[Opening EXTRACTED DATA section]

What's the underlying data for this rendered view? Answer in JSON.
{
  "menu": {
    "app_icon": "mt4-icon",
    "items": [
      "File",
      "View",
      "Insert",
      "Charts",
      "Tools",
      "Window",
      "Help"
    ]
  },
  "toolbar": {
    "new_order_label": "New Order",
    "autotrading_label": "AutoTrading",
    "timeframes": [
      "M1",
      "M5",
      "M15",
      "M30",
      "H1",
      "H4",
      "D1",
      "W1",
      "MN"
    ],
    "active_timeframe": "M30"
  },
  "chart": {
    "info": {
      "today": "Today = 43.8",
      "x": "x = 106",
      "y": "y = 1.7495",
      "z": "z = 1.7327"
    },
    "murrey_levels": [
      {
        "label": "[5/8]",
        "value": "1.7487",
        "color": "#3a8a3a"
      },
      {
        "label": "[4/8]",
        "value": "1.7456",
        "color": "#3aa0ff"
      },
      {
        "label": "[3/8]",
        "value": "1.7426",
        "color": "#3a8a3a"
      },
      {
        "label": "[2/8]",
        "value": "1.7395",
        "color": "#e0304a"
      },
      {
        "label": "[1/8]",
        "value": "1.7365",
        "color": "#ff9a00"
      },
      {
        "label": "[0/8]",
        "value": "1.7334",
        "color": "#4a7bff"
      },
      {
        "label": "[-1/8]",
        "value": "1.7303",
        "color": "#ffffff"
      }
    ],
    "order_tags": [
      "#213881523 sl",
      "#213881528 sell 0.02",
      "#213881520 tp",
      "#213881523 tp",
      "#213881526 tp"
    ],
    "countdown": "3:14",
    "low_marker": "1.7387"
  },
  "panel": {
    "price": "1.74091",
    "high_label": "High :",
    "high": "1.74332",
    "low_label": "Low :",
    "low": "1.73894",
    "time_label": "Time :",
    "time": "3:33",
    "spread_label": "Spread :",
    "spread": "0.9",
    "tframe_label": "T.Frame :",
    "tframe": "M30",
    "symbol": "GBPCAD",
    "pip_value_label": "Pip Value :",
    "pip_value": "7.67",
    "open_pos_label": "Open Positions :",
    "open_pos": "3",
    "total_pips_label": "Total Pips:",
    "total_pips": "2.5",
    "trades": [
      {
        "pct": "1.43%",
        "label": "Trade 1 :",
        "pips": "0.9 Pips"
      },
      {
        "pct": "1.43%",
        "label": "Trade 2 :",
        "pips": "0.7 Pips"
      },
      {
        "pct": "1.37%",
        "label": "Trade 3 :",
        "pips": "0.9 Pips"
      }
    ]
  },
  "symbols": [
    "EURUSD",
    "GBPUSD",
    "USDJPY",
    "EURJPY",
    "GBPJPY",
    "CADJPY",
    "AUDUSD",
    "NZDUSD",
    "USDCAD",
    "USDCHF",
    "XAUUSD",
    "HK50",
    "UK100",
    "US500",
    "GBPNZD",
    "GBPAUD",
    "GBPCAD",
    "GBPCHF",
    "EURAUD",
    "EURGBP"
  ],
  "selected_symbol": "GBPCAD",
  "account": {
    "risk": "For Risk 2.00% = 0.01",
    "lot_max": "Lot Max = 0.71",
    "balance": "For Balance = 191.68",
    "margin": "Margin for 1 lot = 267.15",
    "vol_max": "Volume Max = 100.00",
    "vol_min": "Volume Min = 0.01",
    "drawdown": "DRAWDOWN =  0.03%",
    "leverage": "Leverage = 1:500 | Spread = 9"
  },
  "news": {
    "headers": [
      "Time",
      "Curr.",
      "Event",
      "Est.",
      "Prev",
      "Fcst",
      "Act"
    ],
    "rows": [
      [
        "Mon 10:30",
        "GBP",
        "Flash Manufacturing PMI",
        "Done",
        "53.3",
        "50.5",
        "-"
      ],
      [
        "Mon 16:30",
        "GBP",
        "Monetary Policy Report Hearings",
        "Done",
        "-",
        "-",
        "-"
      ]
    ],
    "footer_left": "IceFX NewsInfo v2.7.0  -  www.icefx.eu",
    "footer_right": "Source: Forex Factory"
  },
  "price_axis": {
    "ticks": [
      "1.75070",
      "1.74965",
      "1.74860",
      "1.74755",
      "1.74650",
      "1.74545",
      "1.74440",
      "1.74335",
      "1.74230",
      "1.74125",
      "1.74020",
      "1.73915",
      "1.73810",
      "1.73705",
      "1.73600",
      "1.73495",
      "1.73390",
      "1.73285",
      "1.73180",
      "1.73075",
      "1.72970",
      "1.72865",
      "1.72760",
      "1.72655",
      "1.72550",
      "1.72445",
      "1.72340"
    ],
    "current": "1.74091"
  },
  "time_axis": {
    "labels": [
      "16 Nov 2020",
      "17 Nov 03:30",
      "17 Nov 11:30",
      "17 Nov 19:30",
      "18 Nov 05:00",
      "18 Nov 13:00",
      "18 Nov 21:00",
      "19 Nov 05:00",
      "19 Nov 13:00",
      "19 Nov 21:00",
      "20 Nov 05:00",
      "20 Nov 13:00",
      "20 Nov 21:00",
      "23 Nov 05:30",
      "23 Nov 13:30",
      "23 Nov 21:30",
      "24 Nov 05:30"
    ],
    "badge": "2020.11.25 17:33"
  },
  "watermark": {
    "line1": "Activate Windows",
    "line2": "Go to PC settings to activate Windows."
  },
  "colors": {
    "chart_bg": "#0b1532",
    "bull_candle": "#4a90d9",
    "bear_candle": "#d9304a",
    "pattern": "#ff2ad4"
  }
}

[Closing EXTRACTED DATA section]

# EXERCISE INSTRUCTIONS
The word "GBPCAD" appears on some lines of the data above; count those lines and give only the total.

# RESPONSE
3